◆ EXERCISE DESCRIPTION
Among the entries that follow, find every line with the word "isActive" and list it.

━━ INPUT DATA

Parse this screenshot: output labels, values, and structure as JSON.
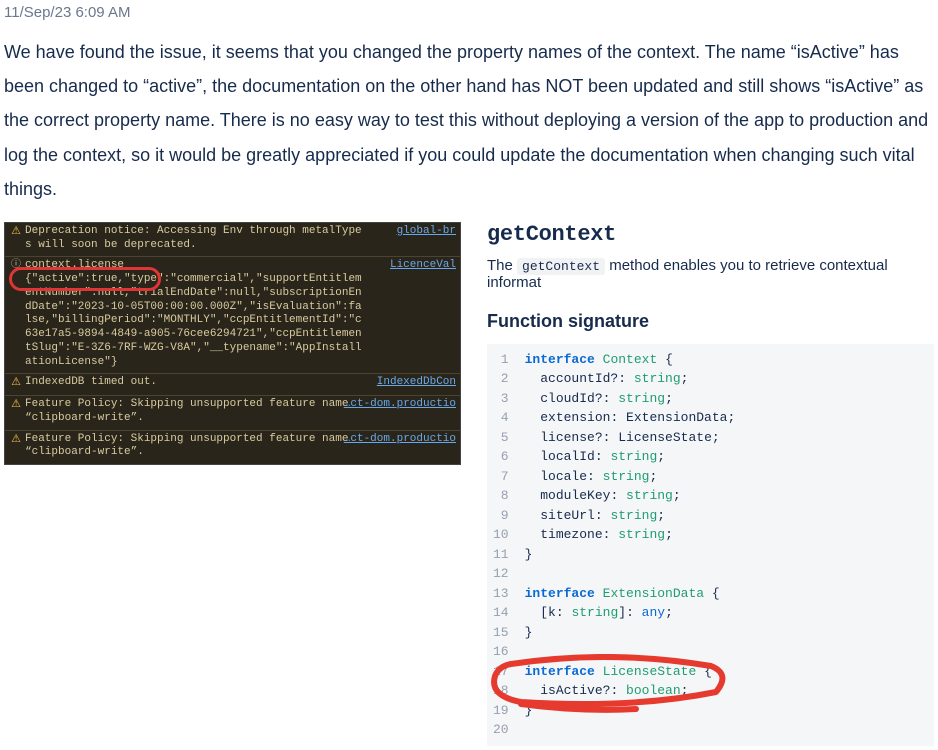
{
  "timestamp": "11/Sep/23 6:09 AM",
  "comment": "We have found the issue, it seems that you changed the property names of the context. The name “isActive” has been changed to “active”, the documentation on the other hand has NOT been updated and still shows “isActive” as the correct property name. There is no easy way to test this without deploying a version of the app to production and log the context, so it would be greatly appreciated if you could update the documentation when changing such vital things.",
  "console": {
    "rows": [
      {
        "icon": "warn",
        "msg": "Deprecation notice: Accessing Env through metalTypes will soon be deprecated.",
        "link": "global-br"
      },
      {
        "icon": "info",
        "header": "context.license",
        "json": "{\"active\":true,\"type\":\"commercial\",\"supportEntitlementNumber\":null,\"trialEndDate\":null,\"subscriptionEndDate\":\"2023-10-05T00:00:00.000Z\",\"isEvaluation\":false,\"billingPeriod\":\"MONTHLY\",\"ccpEntitlementId\":\"c63e17a5-9894-4849-a905-76cee6294721\",\"ccpEntitlementSlug\":\"E-3Z6-7RF-WZG-V8A\",\"__typename\":\"AppInstallationLicense\"}",
        "link": "LicenceVal"
      },
      {
        "icon": "warn",
        "msg": "IndexedDB timed out.",
        "link": "IndexedDbCon"
      },
      {
        "icon": "warn",
        "msg": "Feature Policy: Skipping unsupported feature name “clipboard-write”.",
        "link": "…ct-dom.productio"
      },
      {
        "icon": "warn",
        "msg": "Feature Policy: Skipping unsupported feature name “clipboard-write”.",
        "link": "…ct-dom.productio"
      }
    ]
  },
  "docs": {
    "heading": "getContext",
    "para_before": "The ",
    "para_code": "getContext",
    "para_after": " method enables you to retrieve contextual informat",
    "sig_heading": "Function signature",
    "code_lines": [
      [
        [
          "kw",
          "interface"
        ],
        [
          "sp",
          " "
        ],
        [
          "type",
          "Context"
        ],
        [
          "sp",
          " "
        ],
        [
          "punct",
          "{"
        ]
      ],
      [
        [
          "sp",
          "  "
        ],
        [
          "prop",
          "accountId?"
        ],
        [
          "punct",
          ": "
        ],
        [
          "type",
          "string"
        ],
        [
          "punct",
          ";"
        ]
      ],
      [
        [
          "sp",
          "  "
        ],
        [
          "prop",
          "cloudId?"
        ],
        [
          "punct",
          ": "
        ],
        [
          "type",
          "string"
        ],
        [
          "punct",
          ";"
        ]
      ],
      [
        [
          "sp",
          "  "
        ],
        [
          "prop",
          "extension"
        ],
        [
          "punct",
          ": "
        ],
        [
          "prop",
          "ExtensionData"
        ],
        [
          "punct",
          ";"
        ]
      ],
      [
        [
          "sp",
          "  "
        ],
        [
          "prop",
          "license?"
        ],
        [
          "punct",
          ": "
        ],
        [
          "prop",
          "LicenseState"
        ],
        [
          "punct",
          ";"
        ]
      ],
      [
        [
          "sp",
          "  "
        ],
        [
          "prop",
          "localId"
        ],
        [
          "punct",
          ": "
        ],
        [
          "type",
          "string"
        ],
        [
          "punct",
          ";"
        ]
      ],
      [
        [
          "sp",
          "  "
        ],
        [
          "prop",
          "locale"
        ],
        [
          "punct",
          ": "
        ],
        [
          "type",
          "string"
        ],
        [
          "punct",
          ";"
        ]
      ],
      [
        [
          "sp",
          "  "
        ],
        [
          "prop",
          "moduleKey"
        ],
        [
          "punct",
          ": "
        ],
        [
          "type",
          "string"
        ],
        [
          "punct",
          ";"
        ]
      ],
      [
        [
          "sp",
          "  "
        ],
        [
          "prop",
          "siteUrl"
        ],
        [
          "punct",
          ": "
        ],
        [
          "type",
          "string"
        ],
        [
          "punct",
          ";"
        ]
      ],
      [
        [
          "sp",
          "  "
        ],
        [
          "prop",
          "timezone"
        ],
        [
          "punct",
          ": "
        ],
        [
          "type",
          "string"
        ],
        [
          "punct",
          ";"
        ]
      ],
      [
        [
          "punct",
          "}"
        ]
      ],
      [
        [
          "sp",
          ""
        ]
      ],
      [
        [
          "kw",
          "interface"
        ],
        [
          "sp",
          " "
        ],
        [
          "type",
          "ExtensionData"
        ],
        [
          "sp",
          " "
        ],
        [
          "punct",
          "{"
        ]
      ],
      [
        [
          "sp",
          "  "
        ],
        [
          "punct",
          "["
        ],
        [
          "prop",
          "k"
        ],
        [
          "punct",
          ": "
        ],
        [
          "type",
          "string"
        ],
        [
          "punct",
          "]: "
        ],
        [
          "any",
          "any"
        ],
        [
          "punct",
          ";"
        ]
      ],
      [
        [
          "punct",
          "}"
        ]
      ],
      [
        [
          "sp",
          ""
        ]
      ],
      [
        [
          "kw",
          "interface"
        ],
        [
          "sp",
          " "
        ],
        [
          "type",
          "LicenseState"
        ],
        [
          "sp",
          " "
        ],
        [
          "punct",
          "{"
        ]
      ],
      [
        [
          "sp",
          "  "
        ],
        [
          "prop",
          "isActive?"
        ],
        [
          "punct",
          ": "
        ],
        [
          "type",
          "boolean"
        ],
        [
          "punct",
          ";"
        ]
      ],
      [
        [
          "punct",
          "}"
        ]
      ],
      [
        [
          "sp",
          ""
        ]
      ]
    ]
  }
}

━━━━

◆ YOUR SOLUTION
  "comment": "We have found the issue, it seems that you changed the property names of the context. The name “isActive” has been changed to “active”, the documentation on the other hand has NOT been updated and still shows “isActive” as the correct property name. There is no easy way to test this without deploying a version of the app to production and log the context, so it would be greatly appreciated if you could update the documentation when changing such vital things.",
          "isActive?"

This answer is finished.